Zoologists and conservationists in Sri Lanka on April 19 slammed a recent government proposal exploring the export of monkeys to China, terming it an ad-hoc, illegal, and short-sighted response to a long-standing human-animal conflict.
Earlier this month, Minister of Agriculture Mahinda Amaraweera said the government was studying a proposal from a Chinese company to purchase Sri Lankan toque macaques, a golden brown-coloured monkey endemic to the country.
The Chinese firm, said to be an animal breeding company according to Sri Lankan portal Newswire, had written to the Ministry, making an offer to buy “a large quantity of monkeys” from Sri Lanka, as the island nation was reportedly looking to “get rid of certain crop-destroying species”. Local media reports said authorities were considering exporting about 1,00,000 monkeys.
Sri Lanka’s farmers have been voicing concern over crop damage and consequent financial losses, owing to frequent attacks by monkeys in their areas.

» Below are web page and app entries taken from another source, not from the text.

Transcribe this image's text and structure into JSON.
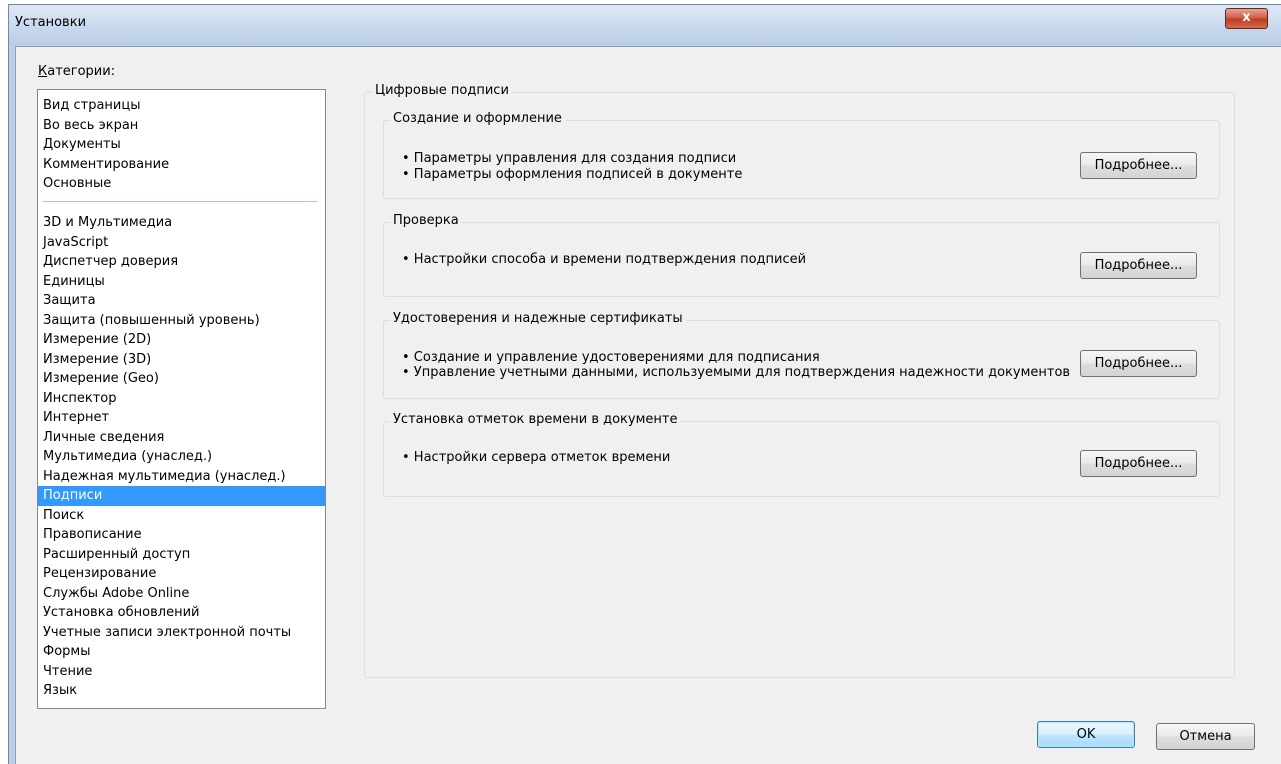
{
  "window": {
    "title": "Установки",
    "close_label": "x"
  },
  "categories_label": "Категории:",
  "categories_label_mnemonic": "К",
  "categories_label_rest": "атегории:",
  "categories": {
    "top_group": [
      "Вид страницы",
      "Во весь экран",
      "Документы",
      "Комментирование",
      "Основные"
    ],
    "main_group": [
      "3D и Мультимедиа",
      "JavaScript",
      "Диспетчер доверия",
      "Единицы",
      "Защита",
      "Защита (повышенный уровень)",
      "Измерение (2D)",
      "Измерение (3D)",
      "Измерение (Geo)",
      "Инспектор",
      "Интернет",
      "Личные сведения",
      "Мультимедиа (унаслед.)",
      "Надежная мультимедиа (унаслед.)",
      "Подписи",
      "Поиск",
      "Правописание",
      "Расширенный доступ",
      "Рецензирование",
      "Службы Adobe Online",
      "Установка обновлений",
      "Учетные записи электронной почты",
      "Формы",
      "Чтение",
      "Язык"
    ],
    "selected": "Подписи"
  },
  "panel": {
    "title": "Цифровые подписи",
    "sections": [
      {
        "title": "Создание и оформление",
        "bullets": [
          "• Параметры управления для создания подписи",
          "• Параметры оформления подписей в документе"
        ],
        "button": "Подробнее..."
      },
      {
        "title": "Проверка",
        "bullets": [
          "• Настройки способа и времени подтверждения подписей"
        ],
        "button": "Подробнее..."
      },
      {
        "title": "Удостоверения и надежные сертификаты",
        "bullets": [
          "• Создание и управление удостоверениями для подписания",
          "• Управление учетными данными, используемыми для подтверждения надежности документов"
        ],
        "button": "Подробнее..."
      },
      {
        "title": "Установка отметок времени в документе",
        "bullets": [
          "• Настройки сервера отметок времени"
        ],
        "button": "Подробнее..."
      }
    ]
  },
  "footer": {
    "ok_label": "OK",
    "cancel_label": "Отмена"
  },
  "colors": {
    "selection": "#3399ff",
    "window_frame": "#bcd1e8",
    "dialog_bg": "#f0f0f0",
    "close_button": "#c23c22"
  }
}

However, the government’s announcement came abruptly, the conservationists told a media conference organised by the Wildlife and Nature Protection Society of Sri Lanka in Colombo, adding that farmers had not demanded such an “ad-hoc” solution.
Even as environmental groups in Sri Lanka raised alarm over the Minister’s remarks, Sri Lanka’s Cabinet spokesman recently said the government was yet to hold a discussion on the subject.

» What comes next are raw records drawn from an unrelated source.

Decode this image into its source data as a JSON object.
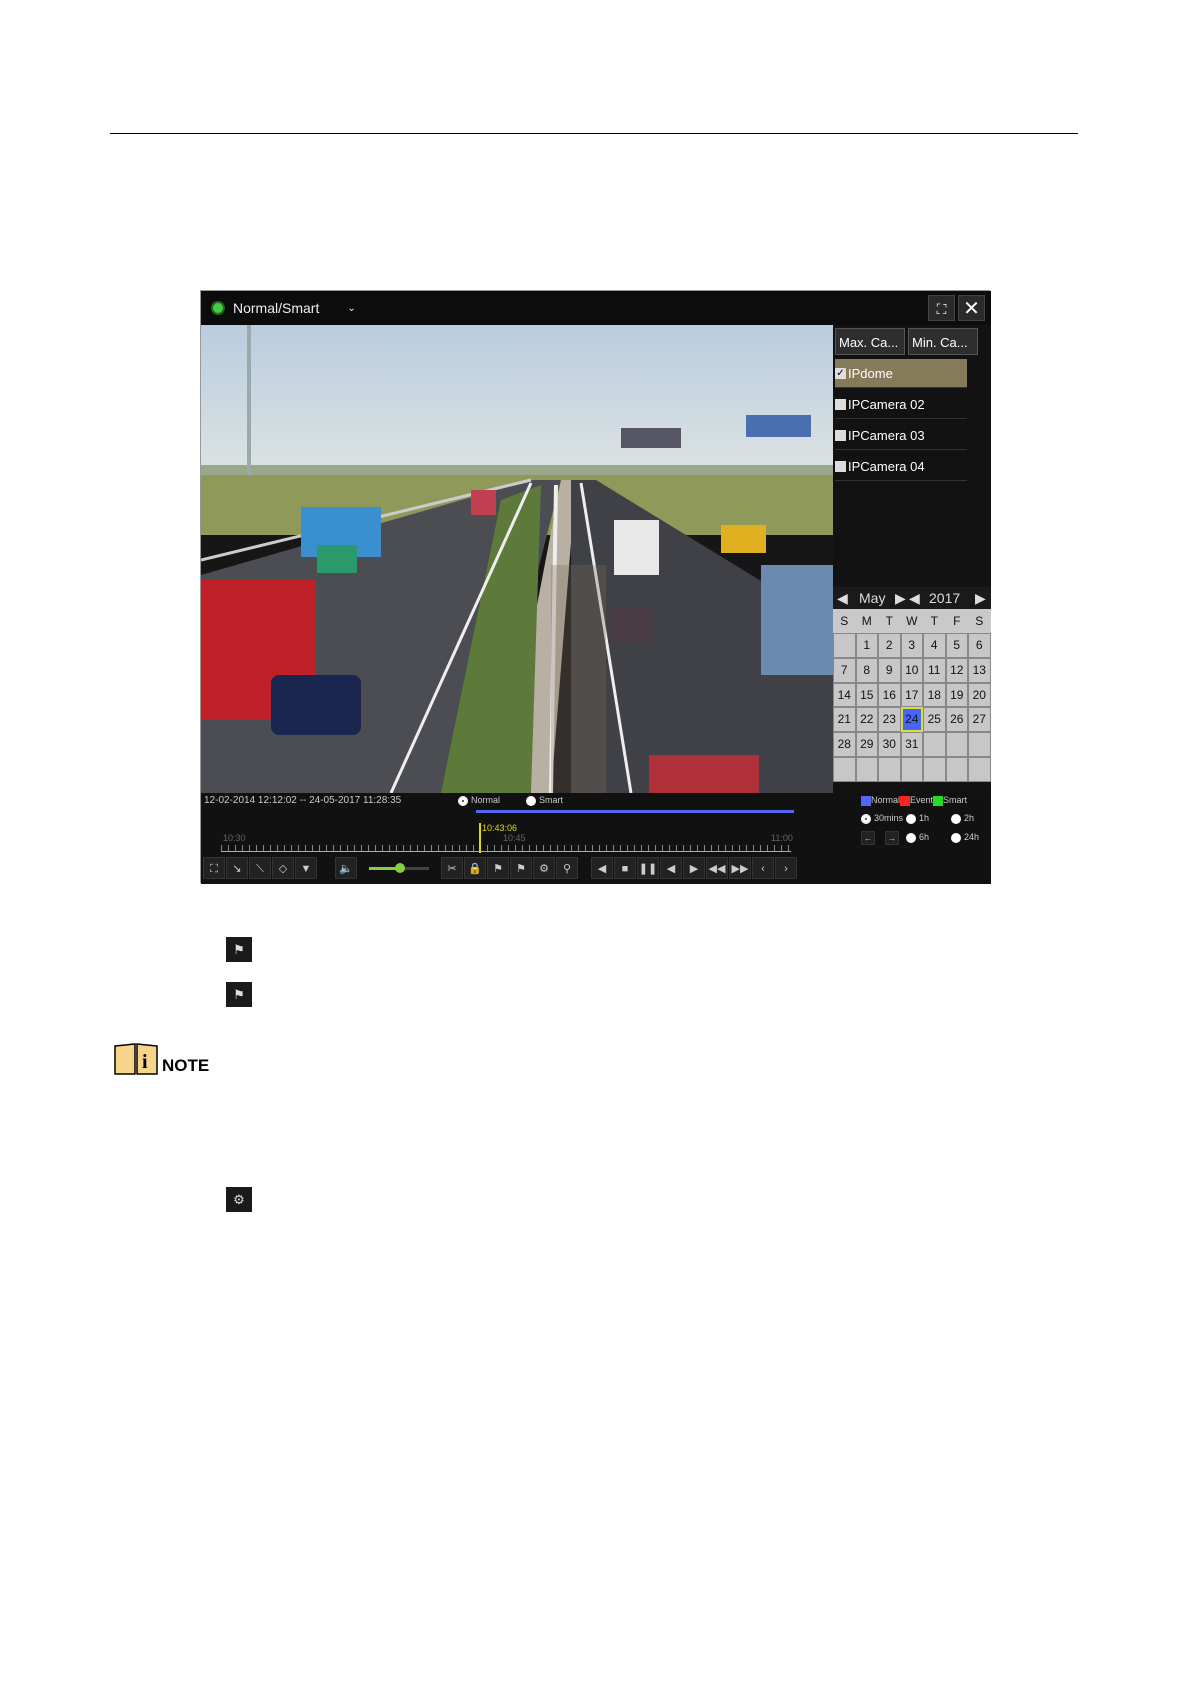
{
  "player": {
    "mode_label": "Normal/Smart",
    "max_camera_label": "Max. Ca...",
    "min_camera_label": "Min. Ca...",
    "cameras": [
      {
        "name": "IPdome",
        "checked": true
      },
      {
        "name": "IPCamera 02",
        "checked": false
      },
      {
        "name": "IPCamera 03",
        "checked": false
      },
      {
        "name": "IPCamera 04",
        "checked": false
      }
    ],
    "calendar": {
      "month": "May",
      "year": "2017",
      "weekdays": [
        "S",
        "M",
        "T",
        "W",
        "T",
        "F",
        "S"
      ],
      "days": [
        "",
        "1",
        "2",
        "3",
        "4",
        "5",
        "6",
        "7",
        "8",
        "9",
        "10",
        "11",
        "12",
        "13",
        "14",
        "15",
        "16",
        "17",
        "18",
        "19",
        "20",
        "21",
        "22",
        "23",
        "24",
        "25",
        "26",
        "27",
        "28",
        "29",
        "30",
        "31",
        "",
        "",
        "",
        "",
        "",
        "",
        "",
        "",
        "",
        ""
      ],
      "selected_day": "24"
    },
    "time_range": "12-02-2014 12:12:02 -- 24-05-2017 11:28:35",
    "playback_modes": {
      "normal": "Normal",
      "smart": "Smart",
      "selected": "Normal"
    },
    "legend": [
      {
        "label": "Normal",
        "color": "#5566ff"
      },
      {
        "label": "Event",
        "color": "#ff2222"
      },
      {
        "label": "Smart",
        "color": "#22dd22"
      }
    ],
    "current_time": "10:43:06",
    "timeline_ticks": [
      "10:30",
      "10:45",
      "11:00"
    ],
    "scales": {
      "options": [
        "30mins",
        "1h",
        "2h",
        "6h",
        "24h"
      ],
      "selected": "30mins"
    },
    "volume_level": 0.5
  },
  "document": {
    "note_label": "NOTE"
  }
}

Further, the conservationists said they were worried that the monkeys could end up in testing laboratories abroad. “If the monkeys are exported to Chinese labs [as some reports claim], they would be tested, and their skin and eyes could be burnt. They will effectively be tortured and killed,” said Panchali Panapitiya, an animal rights activist from the non-profit organisation Rally for Animal Rights and Environment [RARE].
Challenging the official estimates of 3 million toque macaques, Sri Lanka-based globally renowned primatologist Wolfgang Dittus said in 1977, when a large-scale enumeration was undertaken, Sri Lanka had about 6,00,000 toque macaques. “Since then, their natural habitat [forest cover] has decreased by 50 to 70% and that would mean that the monkey population has also dropped, because their existence depends on their natural habitat. So, my estimation is that Sri Lanka currently has about 3,00,000 toque macaques. They are an endangered species,” he said.
“Monkeys are very intelligent animals, they are very much like humans,” said Mr. Dittus, who has been living among and studying toque macaques in Sri Lanka for over half a century.
“We fully sympathise with the farmers and the point is to reduce the conflict between monkeys and humans. We can’t change monkey behaviour, but feeding monkeys at temples, or poor management of garbage are serious problems we need to address,” he said, adding: “It is humans who create pests out of monkeys.”
A move to export monkeys to zoos would also be illegal, as Sri Lankan law permits animals to be exported only for scientific research, the activists pointed out.
Meanwhile, the Chinese Embassy on April 19 said in a press statement that the Chinese government department supervising and managing the import and export of wild animals and plants in China, is “not aware” of the request, and “has not received such application from any side.” Further, the Embassy stated that wildlife protection law in China is “very strict”.